Could you report every line of the listing below that holds the word "title"?

•••

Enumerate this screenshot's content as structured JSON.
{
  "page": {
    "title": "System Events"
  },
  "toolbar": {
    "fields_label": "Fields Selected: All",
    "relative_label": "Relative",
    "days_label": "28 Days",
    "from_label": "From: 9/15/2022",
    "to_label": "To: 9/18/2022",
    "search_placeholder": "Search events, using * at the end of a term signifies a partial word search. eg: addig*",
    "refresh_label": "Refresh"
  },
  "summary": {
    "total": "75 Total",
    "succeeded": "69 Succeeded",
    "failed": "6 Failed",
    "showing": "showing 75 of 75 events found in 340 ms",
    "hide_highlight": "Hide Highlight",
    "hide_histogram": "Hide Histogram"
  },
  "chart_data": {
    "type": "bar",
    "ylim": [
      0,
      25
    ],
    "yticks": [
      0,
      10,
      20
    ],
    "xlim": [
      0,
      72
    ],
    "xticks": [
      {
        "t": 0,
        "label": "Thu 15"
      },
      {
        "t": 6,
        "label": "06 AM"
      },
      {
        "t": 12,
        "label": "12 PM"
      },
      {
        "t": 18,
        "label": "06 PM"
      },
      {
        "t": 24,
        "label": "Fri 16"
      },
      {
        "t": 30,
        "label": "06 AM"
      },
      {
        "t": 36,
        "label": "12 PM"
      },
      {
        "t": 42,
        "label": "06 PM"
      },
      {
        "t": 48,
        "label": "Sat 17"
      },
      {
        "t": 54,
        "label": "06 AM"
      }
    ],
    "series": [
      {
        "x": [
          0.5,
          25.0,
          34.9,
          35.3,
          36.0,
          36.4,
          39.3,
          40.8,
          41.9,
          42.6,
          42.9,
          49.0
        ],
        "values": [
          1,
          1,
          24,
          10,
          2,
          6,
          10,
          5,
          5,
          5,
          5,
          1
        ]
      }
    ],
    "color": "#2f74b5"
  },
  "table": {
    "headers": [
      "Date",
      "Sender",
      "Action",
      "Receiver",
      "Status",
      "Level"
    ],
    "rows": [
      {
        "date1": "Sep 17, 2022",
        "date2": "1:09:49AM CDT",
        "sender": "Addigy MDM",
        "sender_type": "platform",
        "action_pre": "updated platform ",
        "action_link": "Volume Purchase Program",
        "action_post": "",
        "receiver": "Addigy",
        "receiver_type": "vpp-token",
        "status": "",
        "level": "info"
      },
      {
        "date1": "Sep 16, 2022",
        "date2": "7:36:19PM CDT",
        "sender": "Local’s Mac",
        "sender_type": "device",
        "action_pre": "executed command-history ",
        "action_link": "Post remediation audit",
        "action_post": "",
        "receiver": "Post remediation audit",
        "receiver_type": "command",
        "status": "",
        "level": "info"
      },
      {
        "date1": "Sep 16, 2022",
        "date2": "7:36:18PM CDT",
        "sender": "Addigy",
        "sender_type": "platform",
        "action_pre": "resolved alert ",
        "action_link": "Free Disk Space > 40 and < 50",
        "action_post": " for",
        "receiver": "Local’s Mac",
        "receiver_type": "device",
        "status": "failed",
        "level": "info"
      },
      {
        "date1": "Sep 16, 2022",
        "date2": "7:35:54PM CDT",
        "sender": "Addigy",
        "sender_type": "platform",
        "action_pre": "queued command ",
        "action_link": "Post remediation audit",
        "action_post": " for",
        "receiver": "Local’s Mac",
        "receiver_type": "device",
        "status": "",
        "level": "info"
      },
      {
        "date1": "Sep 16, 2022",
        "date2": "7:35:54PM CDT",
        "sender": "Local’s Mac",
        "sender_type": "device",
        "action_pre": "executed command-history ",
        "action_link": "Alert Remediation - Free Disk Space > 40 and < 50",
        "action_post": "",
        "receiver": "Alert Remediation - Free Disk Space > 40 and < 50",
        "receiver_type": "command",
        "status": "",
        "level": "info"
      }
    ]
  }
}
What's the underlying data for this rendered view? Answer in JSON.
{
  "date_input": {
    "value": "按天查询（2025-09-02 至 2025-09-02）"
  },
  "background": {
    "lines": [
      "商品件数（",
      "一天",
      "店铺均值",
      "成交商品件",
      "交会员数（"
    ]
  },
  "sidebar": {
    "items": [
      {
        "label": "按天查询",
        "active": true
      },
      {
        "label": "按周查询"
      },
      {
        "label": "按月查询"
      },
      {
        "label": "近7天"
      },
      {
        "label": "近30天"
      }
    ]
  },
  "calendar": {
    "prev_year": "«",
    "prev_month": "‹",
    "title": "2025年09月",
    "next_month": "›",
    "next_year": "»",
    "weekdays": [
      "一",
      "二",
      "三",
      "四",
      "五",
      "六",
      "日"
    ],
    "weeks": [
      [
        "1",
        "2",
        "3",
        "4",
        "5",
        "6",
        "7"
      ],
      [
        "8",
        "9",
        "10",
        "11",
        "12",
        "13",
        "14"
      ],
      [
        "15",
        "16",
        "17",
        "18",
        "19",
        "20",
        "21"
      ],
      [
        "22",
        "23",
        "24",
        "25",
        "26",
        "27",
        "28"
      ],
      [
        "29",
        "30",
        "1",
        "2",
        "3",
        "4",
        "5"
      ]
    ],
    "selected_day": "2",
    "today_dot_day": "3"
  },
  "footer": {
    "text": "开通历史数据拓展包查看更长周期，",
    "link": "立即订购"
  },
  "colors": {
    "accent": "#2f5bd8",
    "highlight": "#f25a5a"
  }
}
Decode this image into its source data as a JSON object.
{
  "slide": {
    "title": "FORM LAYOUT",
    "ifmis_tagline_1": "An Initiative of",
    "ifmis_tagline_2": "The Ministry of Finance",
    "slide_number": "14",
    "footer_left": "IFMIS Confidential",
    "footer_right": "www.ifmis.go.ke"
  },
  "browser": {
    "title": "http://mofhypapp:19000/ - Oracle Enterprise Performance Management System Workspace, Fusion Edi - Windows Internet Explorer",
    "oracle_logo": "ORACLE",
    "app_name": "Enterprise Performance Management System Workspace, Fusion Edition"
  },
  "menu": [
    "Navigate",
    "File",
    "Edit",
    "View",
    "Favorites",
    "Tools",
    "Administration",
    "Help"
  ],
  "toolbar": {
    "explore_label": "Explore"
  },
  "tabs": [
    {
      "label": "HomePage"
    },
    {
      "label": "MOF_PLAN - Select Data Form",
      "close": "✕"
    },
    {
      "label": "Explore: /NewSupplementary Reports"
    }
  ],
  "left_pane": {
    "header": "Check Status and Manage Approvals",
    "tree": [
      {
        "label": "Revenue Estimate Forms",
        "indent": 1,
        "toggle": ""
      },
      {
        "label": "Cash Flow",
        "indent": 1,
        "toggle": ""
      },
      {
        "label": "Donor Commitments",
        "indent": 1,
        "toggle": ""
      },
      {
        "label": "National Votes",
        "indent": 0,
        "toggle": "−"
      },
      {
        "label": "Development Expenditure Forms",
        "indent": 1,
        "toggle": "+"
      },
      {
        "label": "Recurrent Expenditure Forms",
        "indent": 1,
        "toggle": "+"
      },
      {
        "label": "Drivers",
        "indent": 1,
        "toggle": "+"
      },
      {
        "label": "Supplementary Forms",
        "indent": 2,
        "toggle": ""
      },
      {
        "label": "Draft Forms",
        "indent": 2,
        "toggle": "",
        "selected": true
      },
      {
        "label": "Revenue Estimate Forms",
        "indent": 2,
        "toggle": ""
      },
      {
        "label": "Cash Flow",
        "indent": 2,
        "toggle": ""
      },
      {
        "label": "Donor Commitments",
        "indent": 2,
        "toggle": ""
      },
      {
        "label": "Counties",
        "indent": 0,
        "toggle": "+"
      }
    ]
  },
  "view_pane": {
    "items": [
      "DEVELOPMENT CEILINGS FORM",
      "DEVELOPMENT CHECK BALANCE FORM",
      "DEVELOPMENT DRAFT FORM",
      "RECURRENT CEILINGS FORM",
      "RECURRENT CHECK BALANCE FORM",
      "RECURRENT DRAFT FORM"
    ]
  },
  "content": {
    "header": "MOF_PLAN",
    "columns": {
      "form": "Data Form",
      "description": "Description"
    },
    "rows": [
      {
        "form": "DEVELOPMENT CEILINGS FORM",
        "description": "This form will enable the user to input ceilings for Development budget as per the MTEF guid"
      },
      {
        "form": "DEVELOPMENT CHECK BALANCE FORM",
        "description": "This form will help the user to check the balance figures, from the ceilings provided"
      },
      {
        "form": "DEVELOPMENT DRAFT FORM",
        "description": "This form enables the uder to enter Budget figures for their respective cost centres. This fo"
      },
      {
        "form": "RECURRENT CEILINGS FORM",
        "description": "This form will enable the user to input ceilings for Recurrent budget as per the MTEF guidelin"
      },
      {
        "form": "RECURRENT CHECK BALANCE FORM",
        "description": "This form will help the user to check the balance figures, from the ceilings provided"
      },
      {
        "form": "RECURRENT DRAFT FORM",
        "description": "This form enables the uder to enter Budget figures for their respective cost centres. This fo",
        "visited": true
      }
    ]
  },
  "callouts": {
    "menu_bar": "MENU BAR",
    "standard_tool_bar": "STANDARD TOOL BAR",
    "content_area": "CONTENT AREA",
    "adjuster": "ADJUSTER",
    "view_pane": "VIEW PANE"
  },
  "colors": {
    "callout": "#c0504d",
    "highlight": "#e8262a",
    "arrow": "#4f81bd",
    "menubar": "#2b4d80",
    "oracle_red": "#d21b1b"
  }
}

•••

Answer to this exercise:
    "title": "System Events"
    "title": "2025年09月",
    "title": "FORM LAYOUT",
    "title": "http://mofhypapp:19000/ - Oracle Enterprise Performance Management System Workspace, Fusion Edi - Windows Internet Explorer",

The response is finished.